CM is renowned for its Night Bazaar (a custom which grew from the 15th century Yunnanese trading days) and particularly through the holiday period it was amazing. The standard of handicrafts was very high - it is a uni town and a lot of the stuff is made by talented art students so it  is a bit different- from clothes, to lights to wood carving.


There was a great food market on for the Xmas period with incredible foods from all around the world at good prices - the CM food was good but we had loads of sushi as we'd not had any for ages!


The market on Sunday night was the biggest we'd ever seen. Just as well we didn't arrive then as it took up our entire street and we wouldn't have been able to get to "our" wat.



Funnily the dogs know to be good on market night and didn't bother anyone, even after dark, just as well as people kept coming in to have a look at the temple and see the in house fortune teller who was doing her stuff..I wanted to have a go but sadly she had no English.

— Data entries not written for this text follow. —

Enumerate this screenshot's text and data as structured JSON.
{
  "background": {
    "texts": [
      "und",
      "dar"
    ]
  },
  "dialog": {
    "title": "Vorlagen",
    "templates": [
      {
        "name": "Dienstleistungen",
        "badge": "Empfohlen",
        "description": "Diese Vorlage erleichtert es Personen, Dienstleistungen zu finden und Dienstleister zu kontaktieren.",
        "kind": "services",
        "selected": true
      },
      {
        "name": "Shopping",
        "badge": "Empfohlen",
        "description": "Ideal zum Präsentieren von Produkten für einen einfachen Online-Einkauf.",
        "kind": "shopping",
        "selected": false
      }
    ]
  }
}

There were lots of incredible goods for sale..and interesting examples of local crafts ..a guy making a hat out of palm fronds  was particularly impressive. The guy in a loin cloth and not much else was living in a wigwam to draw attention to global warming …or something like that ….he was a friendly bloke anyway! Everyone seems to get on fine - punks, indigenous people, lady boys farangs ..a good mixture of the melting pot that is Thailand!


The city was overrun with great 2nd hand book shops which Andrew had to drag me out of at regular intervals! The best was Back Street by George an Irishman who'd swallowed the blarney stone whole!


We did a couple of day trips to Bor Sang. This little town has run the industry of making umbrellas for over 100 years since a monk who had visited Burma introduced the skill here. We visited a factory and saw each stage of this careful handmade process.


We also went to Ban Thawai - a big centre for wholesale wood carving ceramics and antiques ..lots of great stuff.. they tend to be very camera shy though so no pictures. We also managed to buy some teak Andrew needs for the car roof (don't ask!) at a yard which is something we've been trying to accomplish for ages.


We met a charming lady running one shop who invited us to stay with her family. Whilst we didn't have time I feel I have to mention the hospitality we've met in Thailand ..particularly the north - is quite overwhelming. People have invited us to stay given us food and generally been welcoming to an extent which is quite incredible.


On that note we sadly said goodbye to our monks (and the dogs most of which we're now on good terms with after buying some doggy treats!) they gave us a special travel blessing (the monks not the dogs!) and a gift of a huge jar of ovaltine to help us on our way!!



So, on Wednesday 7 January we headed north to our next destination the town of Pai.